What has influenced me the most in Course One and how is that reflected in my learning experience plan?
The biggest influence has been the writing and reading of our cohorts blog posts. Each week, I have found that processing my thinking through writing has helped me reach a deeper understanding of my own views (a bit of that, “I didn’t know I thought that until I said it out loud” situation). But even more, reading the reflections, ideas, and experiences of others has helped me to step-back and reframe my viewpoints on the importance of developing diverse learning communities, of being open to try and fail, of being vulnerable. I have grown because you have all opened a window into your own learning, giving me a piece of it as well. As I mentioned at the top, my entire focus and passion for my learning engagement would not have even crossed my mind if not for Megan’s Musings on the representation in our reading material.
I am learning (and unlearning, and relearning) the most from this community we are all forming and nurturing.
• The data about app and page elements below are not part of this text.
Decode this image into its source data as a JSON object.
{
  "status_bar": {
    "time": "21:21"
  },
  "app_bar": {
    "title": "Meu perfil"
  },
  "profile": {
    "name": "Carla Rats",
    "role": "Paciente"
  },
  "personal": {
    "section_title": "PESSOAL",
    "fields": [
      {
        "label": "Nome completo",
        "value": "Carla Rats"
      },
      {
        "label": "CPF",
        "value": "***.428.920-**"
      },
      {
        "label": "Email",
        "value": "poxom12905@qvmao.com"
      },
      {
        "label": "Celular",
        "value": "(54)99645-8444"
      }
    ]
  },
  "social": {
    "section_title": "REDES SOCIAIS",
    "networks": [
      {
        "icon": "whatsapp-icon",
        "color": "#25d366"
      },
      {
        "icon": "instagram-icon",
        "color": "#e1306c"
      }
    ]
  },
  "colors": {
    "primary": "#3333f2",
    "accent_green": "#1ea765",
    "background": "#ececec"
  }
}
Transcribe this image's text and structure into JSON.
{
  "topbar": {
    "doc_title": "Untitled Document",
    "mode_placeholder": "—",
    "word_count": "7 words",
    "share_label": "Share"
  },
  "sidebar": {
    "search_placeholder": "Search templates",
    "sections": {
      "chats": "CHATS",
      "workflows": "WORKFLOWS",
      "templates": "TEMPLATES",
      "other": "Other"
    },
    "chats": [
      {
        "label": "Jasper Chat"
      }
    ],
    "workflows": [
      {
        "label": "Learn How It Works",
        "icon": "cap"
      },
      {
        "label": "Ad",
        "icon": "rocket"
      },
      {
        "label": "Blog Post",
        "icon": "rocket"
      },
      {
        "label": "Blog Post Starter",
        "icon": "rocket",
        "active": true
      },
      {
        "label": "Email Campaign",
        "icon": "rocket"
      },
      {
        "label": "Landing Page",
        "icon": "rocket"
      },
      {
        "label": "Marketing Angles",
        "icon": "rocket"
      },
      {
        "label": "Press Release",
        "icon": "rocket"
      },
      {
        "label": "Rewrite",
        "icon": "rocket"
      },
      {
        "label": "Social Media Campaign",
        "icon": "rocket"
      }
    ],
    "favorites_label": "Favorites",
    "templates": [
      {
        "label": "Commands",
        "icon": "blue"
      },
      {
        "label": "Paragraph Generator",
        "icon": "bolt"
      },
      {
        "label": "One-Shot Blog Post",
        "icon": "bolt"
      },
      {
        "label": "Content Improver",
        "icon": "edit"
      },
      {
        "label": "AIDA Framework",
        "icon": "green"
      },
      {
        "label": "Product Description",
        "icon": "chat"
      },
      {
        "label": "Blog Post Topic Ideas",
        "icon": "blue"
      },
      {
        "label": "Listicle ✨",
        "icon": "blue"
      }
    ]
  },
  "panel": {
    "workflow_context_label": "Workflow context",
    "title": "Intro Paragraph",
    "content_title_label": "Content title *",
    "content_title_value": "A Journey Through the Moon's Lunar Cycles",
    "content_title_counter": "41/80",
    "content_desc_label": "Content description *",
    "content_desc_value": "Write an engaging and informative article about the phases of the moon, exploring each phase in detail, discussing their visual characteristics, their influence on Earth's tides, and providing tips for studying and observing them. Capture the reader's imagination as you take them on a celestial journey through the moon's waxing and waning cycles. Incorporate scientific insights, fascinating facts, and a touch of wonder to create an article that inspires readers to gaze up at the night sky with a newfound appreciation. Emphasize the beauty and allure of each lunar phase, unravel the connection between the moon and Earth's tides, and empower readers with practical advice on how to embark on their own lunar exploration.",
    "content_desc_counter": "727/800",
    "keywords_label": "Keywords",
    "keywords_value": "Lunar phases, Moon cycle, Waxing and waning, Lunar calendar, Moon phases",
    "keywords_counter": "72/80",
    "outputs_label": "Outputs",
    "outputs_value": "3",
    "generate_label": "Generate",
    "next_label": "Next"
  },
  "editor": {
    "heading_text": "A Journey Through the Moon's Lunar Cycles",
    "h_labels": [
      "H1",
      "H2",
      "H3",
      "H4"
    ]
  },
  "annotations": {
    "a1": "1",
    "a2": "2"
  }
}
In just six short weeks, this has proven to be a community where questions are championed, vulnerability is supported, collaboration is offered, and ideas are openly shared.